BWW Reviews: IN THE NEXT ROOM Well Deserving of the Buzz
I'm a sucker for plays that are so multifaceted that I feel I can't do them justice in a review. In the Next Room, or the vibrator play, now playing at ZACH Theatre, is without a doubt one of those plays. The comedy, written by Sarah Ruhl, is wonderful but exceedingly difficult to describe. It's funny but poignant, humorous but emotional, modern and old-fashioned.
Since I can't find the right words to describe the show, I'd love to just say, "Go buy tickets," but a three word review is never appropriate, let alone for this amazing production.
As the second half of the title suggests, In the Next Room is about a vibrator, though not as you would expect. Ruhl's brilliant play explores love and our need for human connection by showing us a glimpse at the early days of the vibrator. Surprisingly, the vibrator was one of the first electric devices. Patented in the 1880s, the vibrator was initially used by doctors to treat "hysteria" in women, an affliction which caused faintness, nervousness, sexual desire, insomnia, depression, and a multitude of other issues. Doctors of the Victorian Age believed that "hysteria" was caused by a buildup of fluid in the ovaries, and massaging the genitals with a vibrator would release the toxic fluids, thereby treating the "disease."
Ruhl's play concerns Dr. Givings (Craig Mungavin) who firmly believes in the revolutionary, scientific techniques provided by the vibrator. As he treats his patients in his home office, his inquisitive wife is left wondering what's going on in the next room. Ruhl's text is remarkable for many reasons. She's able to create fully realized and completely sympathetic characters (we even feel for the misguided Dr. Givings), captures the straight-laced demeanor of Victorian society, and manages to say something profound about our reliance on technology and our struggles to connect with one another. Moreover, despite the subject matter she never goes for the obvious or lewd joke. This may be the only vibrator play you'd be comfortable viewing with your mother.
Director Sarah Rasmussen, who served as Assistant Director on the play's Broadway production, clearly knows and understands the material. Ruhl's text has a very subtle rhythm to it. It moves abruptly from comedy to drama and back again, and Rasmussen is able to make those transitions swiftly and organically. She also understands, as Ruhl does as well, that Victorian women would never talk about their pain. Some of the most powerful moments in the play are silent ones in which the characters clearly reflect on their anguish without saying a word.

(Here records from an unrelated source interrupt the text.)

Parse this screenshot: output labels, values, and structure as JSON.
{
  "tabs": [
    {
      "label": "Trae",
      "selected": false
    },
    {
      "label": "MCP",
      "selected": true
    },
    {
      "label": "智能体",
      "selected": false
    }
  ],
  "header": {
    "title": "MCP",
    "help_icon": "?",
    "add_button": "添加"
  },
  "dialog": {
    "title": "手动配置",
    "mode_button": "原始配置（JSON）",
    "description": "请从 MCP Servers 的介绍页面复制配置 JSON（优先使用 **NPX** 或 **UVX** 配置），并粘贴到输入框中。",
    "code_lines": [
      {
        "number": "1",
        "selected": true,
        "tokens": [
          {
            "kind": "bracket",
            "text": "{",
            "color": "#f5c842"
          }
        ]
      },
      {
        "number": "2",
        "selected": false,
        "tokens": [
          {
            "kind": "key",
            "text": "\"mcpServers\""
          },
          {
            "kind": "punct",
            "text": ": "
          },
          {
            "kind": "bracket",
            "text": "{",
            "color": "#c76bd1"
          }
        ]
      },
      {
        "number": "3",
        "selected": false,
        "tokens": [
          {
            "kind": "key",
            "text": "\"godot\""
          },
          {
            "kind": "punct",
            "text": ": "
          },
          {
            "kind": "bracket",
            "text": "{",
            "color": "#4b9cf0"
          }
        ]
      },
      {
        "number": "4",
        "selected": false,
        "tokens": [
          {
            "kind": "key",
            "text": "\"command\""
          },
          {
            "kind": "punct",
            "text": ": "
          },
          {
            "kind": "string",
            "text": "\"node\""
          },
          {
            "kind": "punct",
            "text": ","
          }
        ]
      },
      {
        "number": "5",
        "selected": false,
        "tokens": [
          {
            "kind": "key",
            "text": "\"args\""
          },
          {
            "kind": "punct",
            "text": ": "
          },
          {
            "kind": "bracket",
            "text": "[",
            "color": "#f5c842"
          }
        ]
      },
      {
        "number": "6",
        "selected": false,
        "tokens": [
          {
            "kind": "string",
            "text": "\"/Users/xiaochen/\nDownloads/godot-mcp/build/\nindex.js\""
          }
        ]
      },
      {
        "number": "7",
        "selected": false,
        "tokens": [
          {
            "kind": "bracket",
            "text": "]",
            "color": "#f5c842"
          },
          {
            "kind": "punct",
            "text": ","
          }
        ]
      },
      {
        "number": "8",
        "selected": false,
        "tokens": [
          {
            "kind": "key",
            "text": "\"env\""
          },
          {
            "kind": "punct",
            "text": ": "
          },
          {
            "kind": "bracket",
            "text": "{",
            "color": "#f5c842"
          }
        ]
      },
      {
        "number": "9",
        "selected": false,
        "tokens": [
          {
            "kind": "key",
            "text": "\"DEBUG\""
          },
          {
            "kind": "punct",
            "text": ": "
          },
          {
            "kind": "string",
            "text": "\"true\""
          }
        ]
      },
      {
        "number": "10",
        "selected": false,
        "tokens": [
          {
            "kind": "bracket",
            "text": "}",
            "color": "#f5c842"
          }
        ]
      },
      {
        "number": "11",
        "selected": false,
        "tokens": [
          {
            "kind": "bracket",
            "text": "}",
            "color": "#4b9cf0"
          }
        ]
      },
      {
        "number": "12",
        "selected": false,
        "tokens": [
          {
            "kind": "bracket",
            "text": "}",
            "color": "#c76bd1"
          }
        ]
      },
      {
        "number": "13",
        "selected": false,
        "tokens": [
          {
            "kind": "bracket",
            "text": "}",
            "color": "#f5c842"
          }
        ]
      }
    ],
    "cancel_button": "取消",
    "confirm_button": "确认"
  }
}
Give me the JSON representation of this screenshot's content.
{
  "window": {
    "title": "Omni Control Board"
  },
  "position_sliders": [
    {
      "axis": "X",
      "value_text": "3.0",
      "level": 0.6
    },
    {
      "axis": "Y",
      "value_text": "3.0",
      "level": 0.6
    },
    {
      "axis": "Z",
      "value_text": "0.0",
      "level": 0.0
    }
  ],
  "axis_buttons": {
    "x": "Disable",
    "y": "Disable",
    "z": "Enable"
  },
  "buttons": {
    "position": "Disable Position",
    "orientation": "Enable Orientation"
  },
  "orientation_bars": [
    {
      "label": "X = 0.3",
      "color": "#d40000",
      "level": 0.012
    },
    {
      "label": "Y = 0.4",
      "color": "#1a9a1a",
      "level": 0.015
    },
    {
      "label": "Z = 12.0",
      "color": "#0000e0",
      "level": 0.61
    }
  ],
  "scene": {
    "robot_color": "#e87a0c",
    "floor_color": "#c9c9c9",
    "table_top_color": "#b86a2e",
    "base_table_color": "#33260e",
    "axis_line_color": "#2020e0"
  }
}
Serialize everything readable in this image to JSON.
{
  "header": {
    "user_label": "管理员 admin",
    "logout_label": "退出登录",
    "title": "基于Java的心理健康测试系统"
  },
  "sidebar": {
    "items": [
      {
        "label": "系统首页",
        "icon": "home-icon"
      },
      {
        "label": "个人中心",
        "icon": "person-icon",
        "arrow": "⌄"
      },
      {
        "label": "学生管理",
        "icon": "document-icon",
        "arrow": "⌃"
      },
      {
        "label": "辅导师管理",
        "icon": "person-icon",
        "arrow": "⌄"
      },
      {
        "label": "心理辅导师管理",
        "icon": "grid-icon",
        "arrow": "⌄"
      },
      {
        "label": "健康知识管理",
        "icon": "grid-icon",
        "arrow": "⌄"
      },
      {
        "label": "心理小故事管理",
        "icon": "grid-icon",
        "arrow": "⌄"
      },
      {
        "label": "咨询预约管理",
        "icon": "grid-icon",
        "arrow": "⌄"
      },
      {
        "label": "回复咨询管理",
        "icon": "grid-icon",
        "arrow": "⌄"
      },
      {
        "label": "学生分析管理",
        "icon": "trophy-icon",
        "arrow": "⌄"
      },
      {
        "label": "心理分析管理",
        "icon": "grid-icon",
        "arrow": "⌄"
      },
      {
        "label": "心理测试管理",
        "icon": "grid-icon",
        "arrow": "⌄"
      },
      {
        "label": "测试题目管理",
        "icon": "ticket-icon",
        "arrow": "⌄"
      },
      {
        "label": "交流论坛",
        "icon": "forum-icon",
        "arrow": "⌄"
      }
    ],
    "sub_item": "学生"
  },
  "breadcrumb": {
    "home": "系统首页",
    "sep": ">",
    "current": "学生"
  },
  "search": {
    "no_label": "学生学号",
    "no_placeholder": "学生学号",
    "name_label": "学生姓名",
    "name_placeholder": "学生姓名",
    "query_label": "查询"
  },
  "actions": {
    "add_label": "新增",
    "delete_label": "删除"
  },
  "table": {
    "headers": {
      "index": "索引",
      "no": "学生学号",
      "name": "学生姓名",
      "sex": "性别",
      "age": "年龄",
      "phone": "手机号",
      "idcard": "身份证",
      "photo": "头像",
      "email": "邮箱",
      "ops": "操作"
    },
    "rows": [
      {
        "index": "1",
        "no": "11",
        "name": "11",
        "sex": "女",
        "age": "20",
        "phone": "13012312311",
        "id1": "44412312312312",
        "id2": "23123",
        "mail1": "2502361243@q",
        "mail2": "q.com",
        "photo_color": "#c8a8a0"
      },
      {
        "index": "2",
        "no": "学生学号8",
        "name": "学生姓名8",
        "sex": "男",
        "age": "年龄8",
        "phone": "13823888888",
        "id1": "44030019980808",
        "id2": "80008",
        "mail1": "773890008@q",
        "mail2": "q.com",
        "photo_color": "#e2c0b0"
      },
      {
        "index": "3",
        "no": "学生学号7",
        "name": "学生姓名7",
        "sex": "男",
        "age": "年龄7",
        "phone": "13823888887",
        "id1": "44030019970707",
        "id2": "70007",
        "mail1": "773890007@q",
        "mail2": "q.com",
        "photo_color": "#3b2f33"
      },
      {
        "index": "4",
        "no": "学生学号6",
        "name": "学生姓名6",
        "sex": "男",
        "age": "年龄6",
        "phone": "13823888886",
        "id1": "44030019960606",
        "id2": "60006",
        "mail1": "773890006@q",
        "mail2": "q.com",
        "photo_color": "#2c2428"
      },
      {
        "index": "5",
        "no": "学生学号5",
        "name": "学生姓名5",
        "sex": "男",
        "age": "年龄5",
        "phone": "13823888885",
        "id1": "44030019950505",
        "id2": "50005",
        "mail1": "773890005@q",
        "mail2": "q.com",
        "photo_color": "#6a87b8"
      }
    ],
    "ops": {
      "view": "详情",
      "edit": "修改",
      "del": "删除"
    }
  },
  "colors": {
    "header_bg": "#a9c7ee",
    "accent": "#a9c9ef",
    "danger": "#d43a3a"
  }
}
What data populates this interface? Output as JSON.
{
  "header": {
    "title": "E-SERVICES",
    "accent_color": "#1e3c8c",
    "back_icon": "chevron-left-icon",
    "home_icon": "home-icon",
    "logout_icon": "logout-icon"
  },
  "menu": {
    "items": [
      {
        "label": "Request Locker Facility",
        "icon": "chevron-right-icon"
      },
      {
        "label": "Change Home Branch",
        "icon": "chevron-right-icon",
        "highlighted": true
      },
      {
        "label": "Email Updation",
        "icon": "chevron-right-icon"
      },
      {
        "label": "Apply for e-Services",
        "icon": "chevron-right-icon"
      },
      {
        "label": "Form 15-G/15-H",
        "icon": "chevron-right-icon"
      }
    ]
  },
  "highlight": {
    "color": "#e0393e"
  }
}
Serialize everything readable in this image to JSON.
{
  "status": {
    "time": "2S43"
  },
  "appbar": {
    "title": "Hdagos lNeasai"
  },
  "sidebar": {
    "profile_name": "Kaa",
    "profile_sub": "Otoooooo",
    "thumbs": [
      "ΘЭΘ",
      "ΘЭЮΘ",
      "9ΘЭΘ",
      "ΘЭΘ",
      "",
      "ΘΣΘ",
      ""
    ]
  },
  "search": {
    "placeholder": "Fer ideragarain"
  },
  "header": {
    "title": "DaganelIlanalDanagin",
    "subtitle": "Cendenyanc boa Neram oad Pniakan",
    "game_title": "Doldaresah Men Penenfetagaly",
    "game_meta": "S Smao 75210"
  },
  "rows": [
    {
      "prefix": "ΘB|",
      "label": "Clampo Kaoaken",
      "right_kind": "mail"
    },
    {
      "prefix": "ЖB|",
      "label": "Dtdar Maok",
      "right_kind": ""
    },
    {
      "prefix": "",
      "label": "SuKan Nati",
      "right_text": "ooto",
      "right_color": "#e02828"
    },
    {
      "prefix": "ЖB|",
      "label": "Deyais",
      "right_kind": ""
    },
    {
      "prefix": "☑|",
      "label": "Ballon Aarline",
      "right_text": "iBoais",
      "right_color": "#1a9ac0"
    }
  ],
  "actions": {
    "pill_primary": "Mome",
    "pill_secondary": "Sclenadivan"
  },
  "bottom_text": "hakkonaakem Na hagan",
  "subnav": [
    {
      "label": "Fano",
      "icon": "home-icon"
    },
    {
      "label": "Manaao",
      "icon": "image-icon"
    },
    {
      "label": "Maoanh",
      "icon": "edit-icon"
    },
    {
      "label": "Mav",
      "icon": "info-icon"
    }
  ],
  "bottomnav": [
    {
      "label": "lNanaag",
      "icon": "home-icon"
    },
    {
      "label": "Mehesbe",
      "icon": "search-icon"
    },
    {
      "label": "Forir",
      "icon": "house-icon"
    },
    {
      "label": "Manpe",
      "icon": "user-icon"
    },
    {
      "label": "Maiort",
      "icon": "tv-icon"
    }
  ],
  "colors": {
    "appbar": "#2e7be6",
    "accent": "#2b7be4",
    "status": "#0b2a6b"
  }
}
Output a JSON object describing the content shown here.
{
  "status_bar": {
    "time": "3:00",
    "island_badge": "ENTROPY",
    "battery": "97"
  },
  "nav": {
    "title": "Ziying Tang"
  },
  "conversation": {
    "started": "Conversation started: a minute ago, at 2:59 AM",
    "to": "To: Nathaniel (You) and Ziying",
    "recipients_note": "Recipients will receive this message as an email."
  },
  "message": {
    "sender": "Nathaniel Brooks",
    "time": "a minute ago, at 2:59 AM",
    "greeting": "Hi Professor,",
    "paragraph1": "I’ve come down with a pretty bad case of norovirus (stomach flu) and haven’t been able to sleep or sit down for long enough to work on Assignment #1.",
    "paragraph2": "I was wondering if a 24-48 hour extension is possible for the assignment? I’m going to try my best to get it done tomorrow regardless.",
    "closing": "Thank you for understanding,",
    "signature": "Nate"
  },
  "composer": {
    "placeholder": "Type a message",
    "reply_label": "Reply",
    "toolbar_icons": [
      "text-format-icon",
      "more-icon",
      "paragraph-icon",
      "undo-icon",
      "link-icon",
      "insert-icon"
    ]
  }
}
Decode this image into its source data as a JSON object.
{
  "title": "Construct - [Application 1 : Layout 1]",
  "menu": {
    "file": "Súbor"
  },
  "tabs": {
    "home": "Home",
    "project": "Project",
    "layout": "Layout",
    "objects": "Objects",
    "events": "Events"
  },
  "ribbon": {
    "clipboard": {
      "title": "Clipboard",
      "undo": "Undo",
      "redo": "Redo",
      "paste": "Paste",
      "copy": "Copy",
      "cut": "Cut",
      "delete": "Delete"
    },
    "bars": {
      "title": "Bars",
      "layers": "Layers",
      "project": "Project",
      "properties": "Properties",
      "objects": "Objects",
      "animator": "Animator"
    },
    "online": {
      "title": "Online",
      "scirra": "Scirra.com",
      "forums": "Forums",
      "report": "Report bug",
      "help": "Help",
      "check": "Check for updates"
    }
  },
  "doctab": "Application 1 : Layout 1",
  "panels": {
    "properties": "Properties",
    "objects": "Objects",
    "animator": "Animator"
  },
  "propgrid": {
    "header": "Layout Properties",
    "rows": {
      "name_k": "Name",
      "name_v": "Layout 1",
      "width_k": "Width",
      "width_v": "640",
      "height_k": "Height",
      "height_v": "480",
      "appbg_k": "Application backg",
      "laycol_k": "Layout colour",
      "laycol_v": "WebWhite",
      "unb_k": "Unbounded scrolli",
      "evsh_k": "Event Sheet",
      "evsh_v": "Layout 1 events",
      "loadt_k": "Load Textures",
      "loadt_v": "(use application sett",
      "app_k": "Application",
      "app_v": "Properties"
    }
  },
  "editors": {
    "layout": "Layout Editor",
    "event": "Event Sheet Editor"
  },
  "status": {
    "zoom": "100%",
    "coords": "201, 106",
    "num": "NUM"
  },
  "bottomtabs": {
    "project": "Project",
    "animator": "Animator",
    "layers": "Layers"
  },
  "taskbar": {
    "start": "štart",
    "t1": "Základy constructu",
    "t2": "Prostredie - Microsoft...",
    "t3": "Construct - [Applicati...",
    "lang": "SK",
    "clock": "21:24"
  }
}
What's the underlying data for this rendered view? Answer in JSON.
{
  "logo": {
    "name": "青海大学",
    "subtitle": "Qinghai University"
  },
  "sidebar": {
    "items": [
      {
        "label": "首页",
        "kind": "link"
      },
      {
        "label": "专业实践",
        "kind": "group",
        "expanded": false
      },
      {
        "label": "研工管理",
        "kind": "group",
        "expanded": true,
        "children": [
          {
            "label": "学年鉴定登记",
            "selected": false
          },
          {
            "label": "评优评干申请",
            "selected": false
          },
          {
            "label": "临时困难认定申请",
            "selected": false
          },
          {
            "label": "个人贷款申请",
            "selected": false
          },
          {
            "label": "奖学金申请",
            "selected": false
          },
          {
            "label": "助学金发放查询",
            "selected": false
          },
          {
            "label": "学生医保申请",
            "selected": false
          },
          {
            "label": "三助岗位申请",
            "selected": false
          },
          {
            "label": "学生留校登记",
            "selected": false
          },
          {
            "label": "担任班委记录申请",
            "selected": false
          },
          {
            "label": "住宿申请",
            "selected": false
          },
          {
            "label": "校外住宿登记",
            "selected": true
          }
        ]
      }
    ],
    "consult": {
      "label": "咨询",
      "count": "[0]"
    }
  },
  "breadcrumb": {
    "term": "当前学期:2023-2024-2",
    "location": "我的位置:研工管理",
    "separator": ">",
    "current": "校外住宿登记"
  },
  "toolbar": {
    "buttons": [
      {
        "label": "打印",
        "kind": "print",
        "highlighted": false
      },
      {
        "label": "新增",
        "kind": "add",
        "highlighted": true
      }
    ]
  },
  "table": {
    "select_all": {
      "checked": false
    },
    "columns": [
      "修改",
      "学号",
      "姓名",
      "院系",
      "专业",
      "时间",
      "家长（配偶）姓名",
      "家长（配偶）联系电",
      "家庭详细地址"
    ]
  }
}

Rasmussen also has an astonishingly talented creative team at her disposal. Propmaster Scott Groh provides the show with some very well designed replicas of antique medical devices, and the work of set and costume designer Moria Sine Clinton is exceptional. The set is exquisitely detailed and provides a wonderful surprise in the final moments of the show, but the costumes are what audiences will remember most. As many scenes involve women undressing in the doctor's office, Clinton's opted for total authenticity in every costume piece. There are no zippers or other modern touches. Everything is completely period appropriate, and just seeing the time it takes for the actresses to get in and out of their multiple layers of clothing greatly enhances the show.
To top it off, In the Next Room features an incomparable seven person cast. Irene White is wonderful as Annie, Dr. Givings' quiet but friendly nurse. Craig Mungavin manages to create a sympathetic and even vulnerable character out of the reserved, stoic, and reasonable Dr. Givings. Matthew Redden gives a charming performance as the artistic Mr. Irving. Michelle Alexander, who we saw ham it up as Gary Coleman in Austin Theatre Project's Avenue Q, proves to be a chameleon with the understated but powerful performance she gives here, and Michael Ferstenfeld is amusing as the jovial husband of one of Dr. Giving's patients.
As great as the entire cast is, there are two among them that I feel audiences will talk about the most. As the cold, repressed Sabrina, Amy Downing will make you laugh till it hurts. Her first encounter with the titular contraption is riotously funny. But Downing is more than capable of more emotional moments as well. At one point, her character delivers a monologue in which she praises her husband's discretion and delicateness in the bedroom, all the while describing the unromantic, impersonal way in which he makes love to her (I don't want to spoil all the details, but let's just say they don't do it with the lights on). It's a moment in which the character wants to vent all of her frustrations but knows that the rules of etiquette in Victorian society would never allow it, and it's a moment that Downing plays with subtlety and finesse.